“Risk and punishment revisited — Errors in variables and in the lab”
We provide an example for an errors in variables problem which might
be often neglected but which is quite common in lab experimental
practice: In one task, attitude towards risk is measured, in another
task participants behave in a way that can possibly be explained by
their risk attitude. How should we deal with inconsistent behaviour
in the risk task?

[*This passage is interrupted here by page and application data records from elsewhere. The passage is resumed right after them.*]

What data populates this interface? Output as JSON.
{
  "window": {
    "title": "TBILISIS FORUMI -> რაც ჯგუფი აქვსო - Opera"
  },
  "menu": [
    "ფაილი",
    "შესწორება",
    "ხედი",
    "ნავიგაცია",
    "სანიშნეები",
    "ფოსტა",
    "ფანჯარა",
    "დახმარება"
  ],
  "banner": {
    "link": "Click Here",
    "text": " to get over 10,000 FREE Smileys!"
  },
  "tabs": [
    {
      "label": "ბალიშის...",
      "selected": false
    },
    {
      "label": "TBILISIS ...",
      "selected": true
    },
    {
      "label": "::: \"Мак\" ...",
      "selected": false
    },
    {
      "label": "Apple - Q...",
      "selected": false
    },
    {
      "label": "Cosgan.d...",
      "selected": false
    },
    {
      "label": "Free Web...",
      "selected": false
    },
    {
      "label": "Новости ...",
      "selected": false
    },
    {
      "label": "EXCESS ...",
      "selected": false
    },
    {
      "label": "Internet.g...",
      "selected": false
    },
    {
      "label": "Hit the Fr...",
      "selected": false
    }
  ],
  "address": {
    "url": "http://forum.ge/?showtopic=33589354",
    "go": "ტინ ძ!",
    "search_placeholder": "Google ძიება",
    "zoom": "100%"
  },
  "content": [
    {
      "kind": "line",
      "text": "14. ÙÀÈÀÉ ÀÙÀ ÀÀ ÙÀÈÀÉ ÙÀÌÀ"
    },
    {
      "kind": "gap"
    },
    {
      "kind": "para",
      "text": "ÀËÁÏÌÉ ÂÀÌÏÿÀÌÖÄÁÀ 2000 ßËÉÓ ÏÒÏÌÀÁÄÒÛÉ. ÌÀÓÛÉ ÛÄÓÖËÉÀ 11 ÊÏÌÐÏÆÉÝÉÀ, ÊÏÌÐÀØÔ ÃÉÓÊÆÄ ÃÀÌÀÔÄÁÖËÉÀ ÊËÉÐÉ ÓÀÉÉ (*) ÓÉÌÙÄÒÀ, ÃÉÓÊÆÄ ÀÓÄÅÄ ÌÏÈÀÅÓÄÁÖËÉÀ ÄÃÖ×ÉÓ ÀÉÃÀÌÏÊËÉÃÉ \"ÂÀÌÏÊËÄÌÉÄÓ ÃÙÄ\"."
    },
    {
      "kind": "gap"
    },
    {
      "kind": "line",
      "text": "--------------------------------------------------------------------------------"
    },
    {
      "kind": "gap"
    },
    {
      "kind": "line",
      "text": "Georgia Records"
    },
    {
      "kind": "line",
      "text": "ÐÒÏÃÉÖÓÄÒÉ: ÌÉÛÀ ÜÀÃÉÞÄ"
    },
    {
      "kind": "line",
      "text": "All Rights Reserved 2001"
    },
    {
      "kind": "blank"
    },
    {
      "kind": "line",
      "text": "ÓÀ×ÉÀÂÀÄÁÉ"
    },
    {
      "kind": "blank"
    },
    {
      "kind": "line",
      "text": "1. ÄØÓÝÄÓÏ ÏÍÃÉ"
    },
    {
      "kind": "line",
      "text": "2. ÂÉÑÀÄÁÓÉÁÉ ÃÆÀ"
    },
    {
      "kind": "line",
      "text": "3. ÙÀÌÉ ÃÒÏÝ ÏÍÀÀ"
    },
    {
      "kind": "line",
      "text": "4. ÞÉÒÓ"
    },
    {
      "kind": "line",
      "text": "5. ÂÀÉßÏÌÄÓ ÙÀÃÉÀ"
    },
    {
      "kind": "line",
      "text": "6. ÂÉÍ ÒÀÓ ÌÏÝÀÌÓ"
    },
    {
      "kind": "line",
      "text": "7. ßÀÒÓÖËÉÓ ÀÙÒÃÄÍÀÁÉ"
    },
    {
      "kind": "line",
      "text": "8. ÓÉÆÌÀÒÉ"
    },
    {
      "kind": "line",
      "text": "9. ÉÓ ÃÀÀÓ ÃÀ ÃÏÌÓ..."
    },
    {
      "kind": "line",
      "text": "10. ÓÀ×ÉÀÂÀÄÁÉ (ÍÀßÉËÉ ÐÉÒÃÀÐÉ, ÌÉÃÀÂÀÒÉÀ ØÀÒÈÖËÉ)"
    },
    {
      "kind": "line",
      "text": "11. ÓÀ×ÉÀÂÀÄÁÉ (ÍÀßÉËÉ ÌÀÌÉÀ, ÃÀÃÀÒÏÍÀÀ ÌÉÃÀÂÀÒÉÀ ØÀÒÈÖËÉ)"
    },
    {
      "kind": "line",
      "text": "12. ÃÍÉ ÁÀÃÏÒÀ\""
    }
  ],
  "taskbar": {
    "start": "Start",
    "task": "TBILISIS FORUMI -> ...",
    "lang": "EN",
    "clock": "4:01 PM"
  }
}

Ignoring these observations entails two biases:
An errors in variables bias and a selection bias.
We argue that inconsistent observations should be exploited to
address the errors in variables problem, which can easily be done
within a Bayesian framework.
Keywords: Risk, lab experiment, public good, errors in variables, Bayesian inference.
JEL: C91, D43, L41